• THE TASK: Where a line of the records contains the word "backgroundImage", show that line.

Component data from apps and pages
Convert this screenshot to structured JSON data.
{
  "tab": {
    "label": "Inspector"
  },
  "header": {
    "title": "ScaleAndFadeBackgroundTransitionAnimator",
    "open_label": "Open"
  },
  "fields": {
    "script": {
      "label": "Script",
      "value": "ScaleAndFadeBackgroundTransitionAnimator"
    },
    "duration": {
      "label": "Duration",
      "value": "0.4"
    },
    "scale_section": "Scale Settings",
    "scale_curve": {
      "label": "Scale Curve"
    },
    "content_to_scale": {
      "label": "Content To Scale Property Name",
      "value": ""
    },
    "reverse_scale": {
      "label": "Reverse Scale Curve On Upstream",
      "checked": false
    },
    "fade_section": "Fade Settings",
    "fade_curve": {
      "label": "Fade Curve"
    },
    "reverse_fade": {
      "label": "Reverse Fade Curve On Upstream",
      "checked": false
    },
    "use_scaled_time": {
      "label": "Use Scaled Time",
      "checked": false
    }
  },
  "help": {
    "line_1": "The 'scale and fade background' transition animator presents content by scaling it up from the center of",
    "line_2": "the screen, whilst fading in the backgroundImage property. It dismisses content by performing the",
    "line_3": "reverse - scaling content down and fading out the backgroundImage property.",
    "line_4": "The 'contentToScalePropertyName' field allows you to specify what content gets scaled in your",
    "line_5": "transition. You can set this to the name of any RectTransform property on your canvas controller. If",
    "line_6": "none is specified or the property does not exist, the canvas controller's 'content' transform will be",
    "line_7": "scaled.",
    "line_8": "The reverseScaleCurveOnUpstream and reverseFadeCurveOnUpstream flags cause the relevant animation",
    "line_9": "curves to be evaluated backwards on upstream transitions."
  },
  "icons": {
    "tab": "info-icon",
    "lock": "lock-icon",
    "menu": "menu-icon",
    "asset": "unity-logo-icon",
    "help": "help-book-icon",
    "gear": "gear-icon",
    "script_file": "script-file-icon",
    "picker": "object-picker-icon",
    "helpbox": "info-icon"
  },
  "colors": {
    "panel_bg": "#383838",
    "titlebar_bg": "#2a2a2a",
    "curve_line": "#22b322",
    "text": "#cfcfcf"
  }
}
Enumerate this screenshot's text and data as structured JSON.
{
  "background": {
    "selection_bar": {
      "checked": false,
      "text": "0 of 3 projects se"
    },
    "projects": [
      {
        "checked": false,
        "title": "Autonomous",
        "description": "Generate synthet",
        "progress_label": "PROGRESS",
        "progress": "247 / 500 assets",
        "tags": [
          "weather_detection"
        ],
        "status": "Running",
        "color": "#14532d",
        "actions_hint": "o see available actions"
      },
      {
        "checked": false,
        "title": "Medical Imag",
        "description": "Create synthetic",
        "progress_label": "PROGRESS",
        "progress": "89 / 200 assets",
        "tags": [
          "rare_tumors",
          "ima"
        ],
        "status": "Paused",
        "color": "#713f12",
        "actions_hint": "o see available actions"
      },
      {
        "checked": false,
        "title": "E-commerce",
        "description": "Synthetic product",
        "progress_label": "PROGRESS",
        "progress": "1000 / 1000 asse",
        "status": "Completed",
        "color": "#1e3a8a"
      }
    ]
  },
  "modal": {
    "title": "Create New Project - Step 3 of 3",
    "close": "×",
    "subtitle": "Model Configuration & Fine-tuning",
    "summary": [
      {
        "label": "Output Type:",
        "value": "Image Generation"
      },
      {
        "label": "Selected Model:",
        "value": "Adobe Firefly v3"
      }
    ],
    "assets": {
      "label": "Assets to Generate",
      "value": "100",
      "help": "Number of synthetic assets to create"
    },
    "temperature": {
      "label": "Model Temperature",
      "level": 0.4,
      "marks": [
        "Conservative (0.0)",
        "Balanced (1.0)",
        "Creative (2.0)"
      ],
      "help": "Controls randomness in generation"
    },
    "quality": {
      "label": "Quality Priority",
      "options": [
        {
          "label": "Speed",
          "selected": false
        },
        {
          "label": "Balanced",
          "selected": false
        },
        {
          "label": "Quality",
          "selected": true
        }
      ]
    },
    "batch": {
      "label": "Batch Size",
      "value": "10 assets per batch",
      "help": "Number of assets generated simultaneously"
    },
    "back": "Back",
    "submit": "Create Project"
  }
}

• WRITTEN REPLY:
    "line_2": "the screen, whilst fading in the backgroundImage property. It dismisses content by performing the",
    "line_3": "reverse - scaling content down and fading out the backgroundImage property.",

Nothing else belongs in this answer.